### To do
As the answer, give a copy of each line below that includes the word "content".

### Entries from a dataset of interfaces
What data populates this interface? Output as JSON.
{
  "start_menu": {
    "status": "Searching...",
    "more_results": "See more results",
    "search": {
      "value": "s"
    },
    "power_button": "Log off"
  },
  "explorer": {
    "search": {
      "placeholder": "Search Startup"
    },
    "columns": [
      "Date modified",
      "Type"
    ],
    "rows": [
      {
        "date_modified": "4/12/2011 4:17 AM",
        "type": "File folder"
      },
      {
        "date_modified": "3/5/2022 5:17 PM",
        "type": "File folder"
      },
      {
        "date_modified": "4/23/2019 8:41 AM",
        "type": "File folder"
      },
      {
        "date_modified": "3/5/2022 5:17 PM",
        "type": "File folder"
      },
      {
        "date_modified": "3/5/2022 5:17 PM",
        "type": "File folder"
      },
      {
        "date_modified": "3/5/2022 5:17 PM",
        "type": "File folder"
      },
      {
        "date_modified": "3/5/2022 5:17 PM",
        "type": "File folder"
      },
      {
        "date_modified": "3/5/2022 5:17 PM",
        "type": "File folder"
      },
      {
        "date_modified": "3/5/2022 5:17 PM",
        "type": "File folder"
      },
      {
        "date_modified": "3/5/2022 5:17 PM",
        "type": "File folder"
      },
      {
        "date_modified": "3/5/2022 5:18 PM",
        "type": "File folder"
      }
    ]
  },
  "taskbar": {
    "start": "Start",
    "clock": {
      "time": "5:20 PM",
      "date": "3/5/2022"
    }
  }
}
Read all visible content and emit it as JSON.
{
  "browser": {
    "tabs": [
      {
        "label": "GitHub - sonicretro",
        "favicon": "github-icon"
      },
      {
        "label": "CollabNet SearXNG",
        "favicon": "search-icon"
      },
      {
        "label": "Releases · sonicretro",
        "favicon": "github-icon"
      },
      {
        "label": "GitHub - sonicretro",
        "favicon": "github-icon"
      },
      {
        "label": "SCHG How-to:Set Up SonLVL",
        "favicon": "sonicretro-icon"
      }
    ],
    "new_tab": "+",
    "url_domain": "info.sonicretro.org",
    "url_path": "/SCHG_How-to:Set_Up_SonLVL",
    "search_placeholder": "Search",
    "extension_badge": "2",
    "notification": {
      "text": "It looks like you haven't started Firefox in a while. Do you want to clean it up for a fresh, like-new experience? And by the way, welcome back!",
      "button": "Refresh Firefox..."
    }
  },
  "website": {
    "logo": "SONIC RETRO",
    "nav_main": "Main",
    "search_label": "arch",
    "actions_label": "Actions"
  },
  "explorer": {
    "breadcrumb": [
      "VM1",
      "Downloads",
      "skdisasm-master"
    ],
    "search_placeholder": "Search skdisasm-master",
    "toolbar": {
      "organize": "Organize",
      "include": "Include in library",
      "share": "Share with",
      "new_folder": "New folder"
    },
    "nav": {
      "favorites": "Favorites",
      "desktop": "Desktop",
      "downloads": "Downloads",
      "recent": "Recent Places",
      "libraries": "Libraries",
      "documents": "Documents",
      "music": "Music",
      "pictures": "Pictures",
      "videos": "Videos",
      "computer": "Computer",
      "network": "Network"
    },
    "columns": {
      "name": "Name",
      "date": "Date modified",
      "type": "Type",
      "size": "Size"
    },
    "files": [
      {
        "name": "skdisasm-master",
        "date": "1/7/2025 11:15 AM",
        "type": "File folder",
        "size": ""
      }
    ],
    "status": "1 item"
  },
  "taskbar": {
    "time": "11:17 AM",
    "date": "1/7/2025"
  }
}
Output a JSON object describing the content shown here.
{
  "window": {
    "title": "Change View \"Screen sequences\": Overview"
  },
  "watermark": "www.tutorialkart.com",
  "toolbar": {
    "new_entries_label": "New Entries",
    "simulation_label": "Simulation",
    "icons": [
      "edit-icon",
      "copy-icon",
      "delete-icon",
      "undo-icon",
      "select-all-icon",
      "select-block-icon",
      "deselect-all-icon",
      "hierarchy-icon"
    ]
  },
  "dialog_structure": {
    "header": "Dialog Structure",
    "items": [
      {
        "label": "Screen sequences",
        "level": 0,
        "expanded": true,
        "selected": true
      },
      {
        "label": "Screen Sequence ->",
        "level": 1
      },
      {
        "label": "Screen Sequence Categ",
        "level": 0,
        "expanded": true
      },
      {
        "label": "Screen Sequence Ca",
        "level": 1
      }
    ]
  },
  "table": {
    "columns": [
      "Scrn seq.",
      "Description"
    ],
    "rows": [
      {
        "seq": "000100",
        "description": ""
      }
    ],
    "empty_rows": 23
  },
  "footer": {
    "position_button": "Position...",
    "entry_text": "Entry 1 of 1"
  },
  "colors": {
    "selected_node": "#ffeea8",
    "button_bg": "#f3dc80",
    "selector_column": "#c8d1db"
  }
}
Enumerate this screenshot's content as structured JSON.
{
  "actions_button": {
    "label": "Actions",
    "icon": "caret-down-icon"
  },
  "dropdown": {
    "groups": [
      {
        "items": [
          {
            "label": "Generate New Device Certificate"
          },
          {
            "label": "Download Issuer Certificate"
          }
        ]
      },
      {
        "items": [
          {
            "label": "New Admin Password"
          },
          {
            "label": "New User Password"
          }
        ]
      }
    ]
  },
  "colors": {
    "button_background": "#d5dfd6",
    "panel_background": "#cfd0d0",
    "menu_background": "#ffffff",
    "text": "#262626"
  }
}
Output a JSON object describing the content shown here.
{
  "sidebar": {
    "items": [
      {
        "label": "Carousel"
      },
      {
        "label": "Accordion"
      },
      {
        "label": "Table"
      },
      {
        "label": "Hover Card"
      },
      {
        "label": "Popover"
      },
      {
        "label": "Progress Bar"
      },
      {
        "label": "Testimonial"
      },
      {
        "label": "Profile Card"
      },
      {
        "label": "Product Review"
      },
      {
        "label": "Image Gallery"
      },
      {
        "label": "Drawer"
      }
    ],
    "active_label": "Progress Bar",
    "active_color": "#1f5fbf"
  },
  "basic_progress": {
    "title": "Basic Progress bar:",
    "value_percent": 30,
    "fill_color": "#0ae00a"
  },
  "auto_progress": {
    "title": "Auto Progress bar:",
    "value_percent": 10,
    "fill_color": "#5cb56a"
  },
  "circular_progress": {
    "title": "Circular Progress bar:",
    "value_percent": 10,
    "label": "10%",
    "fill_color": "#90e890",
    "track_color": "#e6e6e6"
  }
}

### Answer space
Read all visible content and emit it as JSON.
Output a JSON object describing the content shown here.
Enumerate this screenshot's content as structured JSON.
Output a JSON object describing the content shown here.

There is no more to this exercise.